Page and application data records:

*** Block opens ***

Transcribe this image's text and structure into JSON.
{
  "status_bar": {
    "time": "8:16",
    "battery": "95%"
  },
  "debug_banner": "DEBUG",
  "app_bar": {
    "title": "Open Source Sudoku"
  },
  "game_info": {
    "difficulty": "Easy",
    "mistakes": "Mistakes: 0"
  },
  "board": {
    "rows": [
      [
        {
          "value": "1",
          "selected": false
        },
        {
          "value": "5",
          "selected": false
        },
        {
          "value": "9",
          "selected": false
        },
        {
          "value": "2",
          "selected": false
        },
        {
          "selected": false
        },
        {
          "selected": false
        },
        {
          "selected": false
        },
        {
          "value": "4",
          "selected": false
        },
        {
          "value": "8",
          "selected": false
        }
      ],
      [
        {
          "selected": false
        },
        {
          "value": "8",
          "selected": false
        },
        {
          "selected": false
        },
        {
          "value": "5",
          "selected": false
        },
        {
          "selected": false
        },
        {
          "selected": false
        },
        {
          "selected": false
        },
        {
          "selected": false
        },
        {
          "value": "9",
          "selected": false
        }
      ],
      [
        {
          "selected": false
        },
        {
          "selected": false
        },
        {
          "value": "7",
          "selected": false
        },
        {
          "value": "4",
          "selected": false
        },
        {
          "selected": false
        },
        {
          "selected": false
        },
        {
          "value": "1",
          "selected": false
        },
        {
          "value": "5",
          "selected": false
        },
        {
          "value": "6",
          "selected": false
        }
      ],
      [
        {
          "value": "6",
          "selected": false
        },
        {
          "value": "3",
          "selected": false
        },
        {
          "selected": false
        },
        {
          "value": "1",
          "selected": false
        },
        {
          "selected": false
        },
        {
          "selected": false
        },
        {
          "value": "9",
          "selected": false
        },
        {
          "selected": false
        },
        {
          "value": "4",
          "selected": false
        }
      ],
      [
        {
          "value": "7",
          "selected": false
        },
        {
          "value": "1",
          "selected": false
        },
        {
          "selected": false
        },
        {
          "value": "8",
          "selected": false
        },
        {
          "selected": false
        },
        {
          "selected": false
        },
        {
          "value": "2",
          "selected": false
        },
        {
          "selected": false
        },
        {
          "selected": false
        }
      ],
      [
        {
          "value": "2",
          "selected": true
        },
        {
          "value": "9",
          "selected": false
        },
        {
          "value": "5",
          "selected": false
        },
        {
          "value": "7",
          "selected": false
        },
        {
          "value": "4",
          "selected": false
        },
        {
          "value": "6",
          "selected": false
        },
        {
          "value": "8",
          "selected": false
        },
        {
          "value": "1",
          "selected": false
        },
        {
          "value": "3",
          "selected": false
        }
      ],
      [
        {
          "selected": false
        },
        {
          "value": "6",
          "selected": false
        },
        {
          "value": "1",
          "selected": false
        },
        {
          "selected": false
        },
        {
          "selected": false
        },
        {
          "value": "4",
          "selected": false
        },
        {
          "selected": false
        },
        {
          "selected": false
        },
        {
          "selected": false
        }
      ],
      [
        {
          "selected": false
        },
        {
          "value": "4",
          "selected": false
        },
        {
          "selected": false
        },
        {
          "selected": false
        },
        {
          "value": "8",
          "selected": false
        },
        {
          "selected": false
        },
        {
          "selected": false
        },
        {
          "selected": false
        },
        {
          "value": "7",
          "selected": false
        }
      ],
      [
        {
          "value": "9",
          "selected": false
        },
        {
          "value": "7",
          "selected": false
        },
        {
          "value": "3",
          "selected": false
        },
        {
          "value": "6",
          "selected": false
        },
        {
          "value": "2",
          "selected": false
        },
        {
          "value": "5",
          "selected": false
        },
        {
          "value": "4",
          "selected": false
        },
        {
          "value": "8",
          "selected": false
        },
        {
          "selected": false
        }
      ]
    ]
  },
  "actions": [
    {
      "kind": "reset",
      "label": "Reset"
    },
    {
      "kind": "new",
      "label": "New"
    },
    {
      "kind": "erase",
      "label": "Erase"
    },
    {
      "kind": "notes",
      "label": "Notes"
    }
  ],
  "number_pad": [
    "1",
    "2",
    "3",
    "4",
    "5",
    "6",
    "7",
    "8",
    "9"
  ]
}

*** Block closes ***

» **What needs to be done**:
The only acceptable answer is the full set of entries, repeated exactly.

» **Answer area**:
Transcribe this image's text and structure into JSON.
{
  "status_bar": {
    "time": "8:16",
    "battery": "95%"
  },
  "debug_banner": "DEBUG",
  "app_bar": {
    "title": "Open Source Sudoku"
  },
  "game_info": {
    "difficulty": "Easy",
    "mistakes": "Mistakes: 0"
  },
  "board": {
    "rows": [
      [
        {
          "value": "1",
          "selected": false
        },
        {
          "value": "5",
          "selected": false
        },
        {
          "value": "9",
          "selected": false
        },
        {
          "value": "2",
          "selected": false
        },
        {
          "selected": false
        },
        {
          "selected": false
        },
        {
          "selected": false
        },
        {
          "value": "4",
          "selected": false
        },
        {
          "value": "8",
          "selected": false
        }
      ],
      [
        {
          "selected": false
        },
        {
          "value": "8",
          "selected": false
        },
        {
          "selected": false
        },
        {
          "value": "5",
          "selected": false
        },
        {
          "selected": false
        },
        {
          "selected": false
        },
        {
          "selected": false
        },
        {
          "selected": false
        },
        {
          "value": "9",
          "selected": false
        }
      ],
      [
        {
          "selected": false
        },
        {
          "selected": false
        },
        {
          "value": "7",
          "selected": false
        },
        {
          "value": "4",
          "selected": false
        },
        {
          "selected": false
        },
        {
          "selected": false
        },
        {
          "value": "1",
          "selected": false
        },
        {
          "value": "5",
          "selected": false
        },
        {
          "value": "6",
          "selected": false
        }
      ],
      [
        {
          "value": "6",
          "selected": false
        },
        {
          "value": "3",
          "selected": false
        },
        {
          "selected": false
        },
        {
          "value": "1",
          "selected": false
        },
        {
          "selected": false
        },
        {
          "selected": false
        },
        {
          "value": "9",
          "selected": false
        },
        {
          "selected": false
        },
        {
          "value": "4",
          "selected": false
        }
      ],
      [
        {
          "value": "7",
          "selected": false
        },
        {
          "value": "1",
          "selected": false
        },
        {
          "selected": false
        },
        {
          "value": "8",
          "selected": false
        },
        {
          "selected": false
        },
        {
          "selected": false
        },
        {
          "value": "2",
          "selected": false
        },
        {
          "selected": false
        },
        {
          "selected": false
        }
      ],
      [
        {
          "value": "2",
          "selected": true
        },
        {
          "value": "9",
          "selected": false
        },
        {
          "value": "5",
          "selected": false
        },
        {
          "value": "7",
          "selected": false
        },
        {
          "value": "4",
          "selected": false
        },
        {
          "value": "6",
          "selected": false
        },
        {
          "value": "8",
          "selected": false
        },
        {
          "value": "1",
          "selected": false
        },
        {
          "value": "3",
          "selected": false
        }
      ],
      [
        {
          "selected": false
        },
        {
          "value": "6",
          "selected": false
        },
        {
          "value": "1",
          "selected": false
        },
        {
          "selected": false
        },
        {
          "selected": false
        },
        {
          "value": "4",
          "selected": false
        },
        {
          "selected": false
        },
        {
          "selected": false
        },
        {
          "selected": false
        }
      ],
      [
        {
          "selected": false
        },
        {
          "value": "4",
          "selected": false
        },
        {
          "selected": false
        },
        {
          "selected": false
        },
        {
          "value": "8",
          "selected": false
        },
        {
          "selected": false
        },
        {
          "selected": false
        },
        {
          "selected": false
        },
        {
          "value": "7",
          "selected": false
        }
      ],
      [
        {
          "value": "9",
          "selected": false
        },
        {
          "value": "7",
          "selected": false
        },
        {
          "value": "3",
          "selected": false
        },
        {
          "value": "6",
          "selected": false
        },
        {
          "value": "2",
          "selected": false
        },
        {
          "value": "5",
          "selected": false
        },
        {
          "value": "4",
          "selected": false
        },
        {
          "value": "8",
          "selected": false
        },
        {
          "selected": false
        }
      ]
    ]
  },
  "actions": [
    {
      "kind": "reset",
      "label": "Reset"
    },
    {
      "kind": "new",
      "label": "New"
    },
    {
      "kind": "erase",
      "label": "Erase"
    },
    {
      "kind": "notes",
      "label": "Notes"
    }
  ],
  "number_pad": [
    "1",
    "2",
    "3",
    "4",
    "5",
    "6",
    "7",
    "8",
    "9"
  ]
}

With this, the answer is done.